“For the cover, we also favored a lesser-known artist, Gene Sogioka, who once illustrated for Disney, having worked on Dumbo, Bambi, and Fantasia. During the war years, he was incarcerated in Poston, Arizona, where he continued to make art [including the book’s cover painting].”

How did you go about finding these overlooked narratives?
“Some of the 68 selections came from my course reader [for Narratives of Internment]. Others were identified in different ways, including hiring Smith students to comb through camp newsletters and other publications to identify selections to consider. We also drew upon Frank Abe’s vast personal archive of incarceration documents that he’s been collecting for more than 40 years. He’s a third-generation Japanese American whose father was incarcerated at Heart Mountain. We asked colleagues in the field for their suggestions. And we hired Andrew Way Leong to translate selected works for the anthology, including two selections from the camp journal from Tule Lake, Tessaku, which featured literature in Japanese.”

Your definition of literature in the book is broad, incorporating letters, poems, diary, and newsletter entries.
“In high school and college, I learned to love what might be called belles-lettres, i.e., fine or beautiful writing, usually in the genres of poetry, fiction, and drama. In graduate school, I came to appreciate a broader understanding of what could count as literature. For instance, unpublished works could have great aesthetic and social value even if they weren’t recognized during their author’s lifetime. In addition, works in genres such as letters, diaries, and creative nonfiction could have great value as well, but they need to be considered within their own conventions and constraints—not against supposedly universal standards that some of us associate with so-called great writing.”
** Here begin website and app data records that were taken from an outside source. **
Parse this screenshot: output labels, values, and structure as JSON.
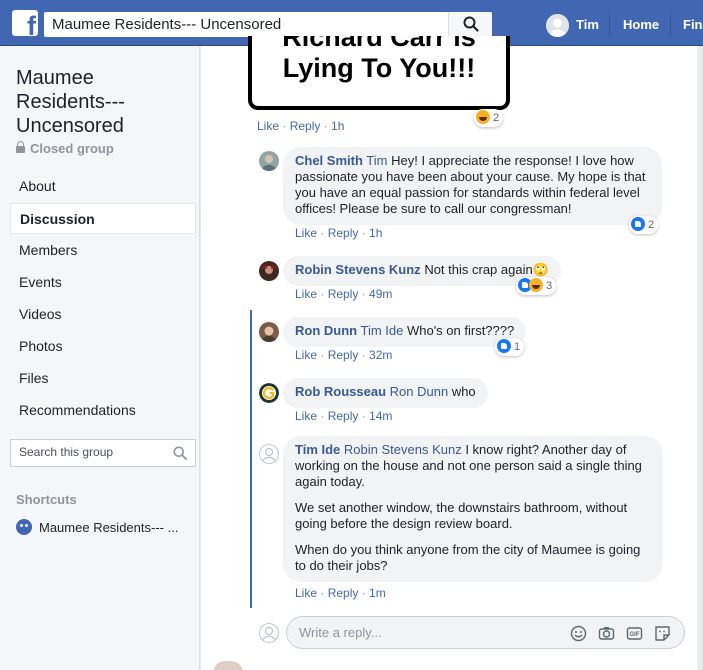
{
  "topbar": {
    "search_value": "Maumee Residents--- Uncensored",
    "user_name": "Tim",
    "home_label": "Home",
    "find_label": "Find",
    "brand_color": "#4267b2"
  },
  "sidebar": {
    "group_title": "Maumee Residents--- Uncensored",
    "privacy": "Closed group",
    "nav": [
      {
        "label": "About"
      },
      {
        "label": "Discussion"
      },
      {
        "label": "Members"
      },
      {
        "label": "Events"
      },
      {
        "label": "Videos"
      },
      {
        "label": "Photos"
      },
      {
        "label": "Files"
      },
      {
        "label": "Recommendations"
      }
    ],
    "search_placeholder": "Search this group",
    "shortcuts_heading": "Shortcuts",
    "shortcut_item": "Maumee Residents--- ..."
  },
  "poster": {
    "line1": "Richard Carr is",
    "line2": "Lying To You!!!"
  },
  "top_comment": {
    "like": "Like",
    "reply": "Reply",
    "time": "1h",
    "reactions": {
      "icons": [
        "haha-icon"
      ],
      "count": "2"
    }
  },
  "comments": [
    {
      "author": "Chel Smith",
      "tag": "Tim",
      "paragraphs": [
        "Hey! I appreciate the response! I love how passionate you have been about your cause. My hope is that you have an equal passion for standards within federal level offices! Please be sure to call our congressman!"
      ],
      "like": "Like",
      "reply": "Reply",
      "time": "1h",
      "reactions": {
        "icons": [
          "like-icon"
        ],
        "count": "2"
      }
    },
    {
      "author": "Robin Stevens Kunz",
      "tag": "",
      "paragraphs": [
        "Not this crap again🙄"
      ],
      "like": "Like",
      "reply": "Reply",
      "time": "49m",
      "reactions": {
        "icons": [
          "like-icon",
          "haha-icon"
        ],
        "count": "3"
      }
    },
    {
      "author": "Ron Dunn",
      "tag": "Tim Ide",
      "paragraphs": [
        "Who's on first????"
      ],
      "like": "Like",
      "reply": "Reply",
      "time": "32m",
      "reactions": {
        "icons": [
          "like-icon"
        ],
        "count": "1"
      }
    },
    {
      "author": "Rob Rousseau",
      "tag": "Ron Dunn",
      "paragraphs": [
        "who"
      ],
      "like": "Like",
      "reply": "Reply",
      "time": "14m",
      "reactions": null
    },
    {
      "author": "Tim Ide",
      "tag": "Robin Stevens Kunz",
      "paragraphs": [
        "I know right? Another day of working on the house and not one person said a single thing again today.",
        "We set another window, the downstairs bathroom, without going before the design review board.",
        "When do you think anyone from the city of Maumee is going to do their jobs?"
      ],
      "like": "Like",
      "reply": "Reply",
      "time": "1m",
      "reactions": null
    }
  ],
  "reply_box": {
    "placeholder": "Write a reply..."
  }
}
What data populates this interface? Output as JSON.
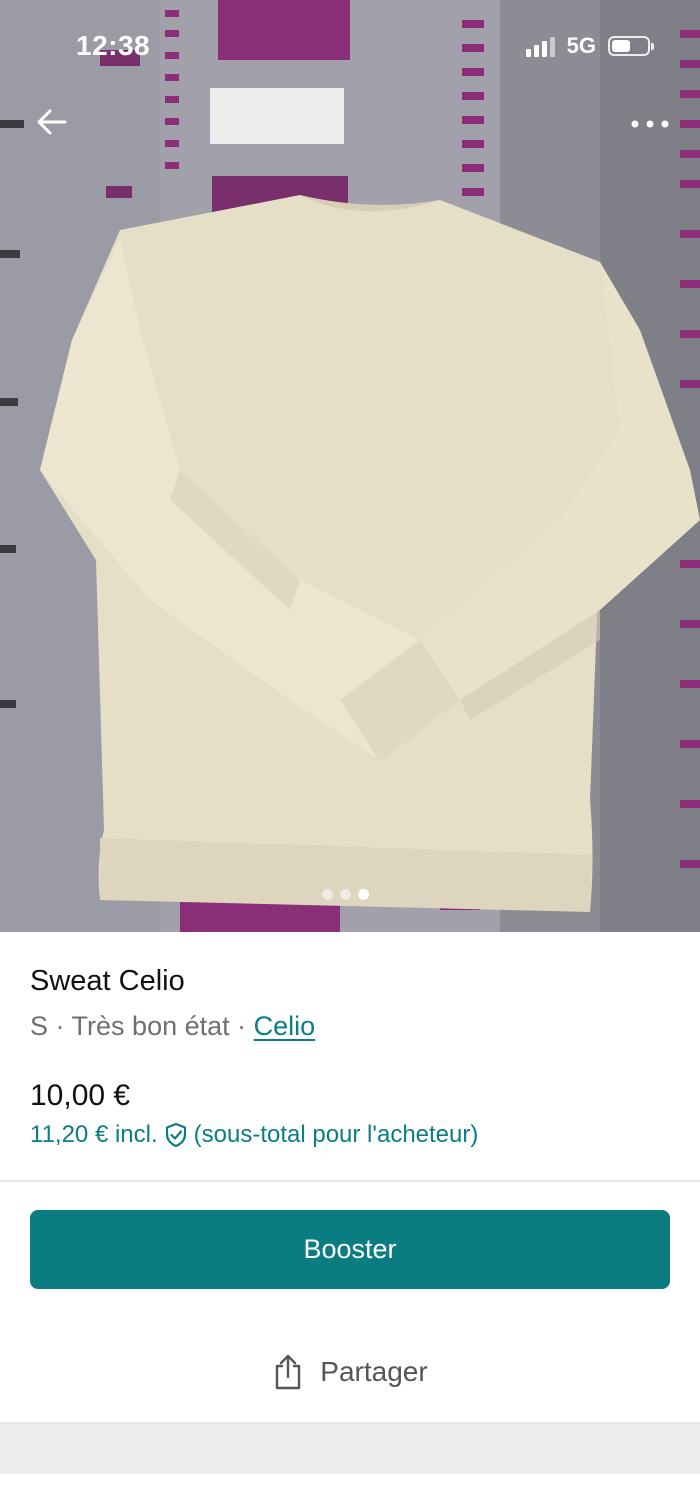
{
  "status_bar": {
    "time": "12:38",
    "network": "5G"
  },
  "top_bar": {
    "back_icon": "arrow-left-icon",
    "more_icon": "more-horizontal-icon"
  },
  "gallery": {
    "image_count": 3,
    "active_index": 2
  },
  "item": {
    "title": "Sweat Celio",
    "size": "S",
    "separator": "·",
    "condition": "Très bon état",
    "brand": "Celio",
    "price": "10,00 €",
    "price_incl": "11,20 € incl.",
    "price_incl_note": "(sous-total pour l'acheteur)",
    "protection_icon": "shield-check-icon"
  },
  "actions": {
    "boost_label": "Booster",
    "share_label": "Partager",
    "share_icon": "share-icon"
  },
  "colors": {
    "accent": "#0b7c82",
    "link": "#0a7d85"
  }
}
Do you have a favorite selection in the book?
“One is ‘Lil’ Yokohama’ by Toshio Mori, a story about the Japanese American community enjoying a nice day at the baseball field. It gives you a sense of ordinary life before the war and incarceration. I think this version of Mori’s manuscript was accepted before the war, but then Pearl Harbor happened and they put a pause on publication. The book eventually came out in 1949.”

You grew up in the west where the camps were located. Did you encounter any of this history in school?
“I have a dim memory of learning about it in my high school U.S. history class, but I really learned about the incarceration when I delved into Asian American studies in graduate school. World War II was a time of great stress and the U.S. rose to the occasion in many ways. The Allies fought a righteous war against the Axis and won. At the same time, the U.S. government did not live up to its promise to treat all citizens—and even aliens—justly, which is ensconced in the Fourteenth Amendment. As the 1983 report of the Commission on Wartime Relocation and Internment of Civilians found, ‘the broad historical causes that shaped these decisions were race prejudice, war hysteria and a failure of political leadership.’”

What are lessons for our present day from the literature of Japanese American incarceration?
“We need to remain ever vigilant against discriminating against people based on their race and other perceived markers of difference. In the anthology, Fred Korematsu’s essay asks, ‘Do We Really Need to Relearn the Lessons of Japanese American Internment?’ in the wake of anti-Arab and anti-Muslim bias following 9/11. And Brandon Shimoda writes with exasperation, ‘We Have Been Here Before,’ as he deplores the fact of immigrant families being separated at the border and incarcerated in facilities once used to imprison first-generation Japanese American leaders. I hope this book will help readers understand Japanese American incarceration in a more nuanced way, its continuing relevance, and that ‘never again is now.’”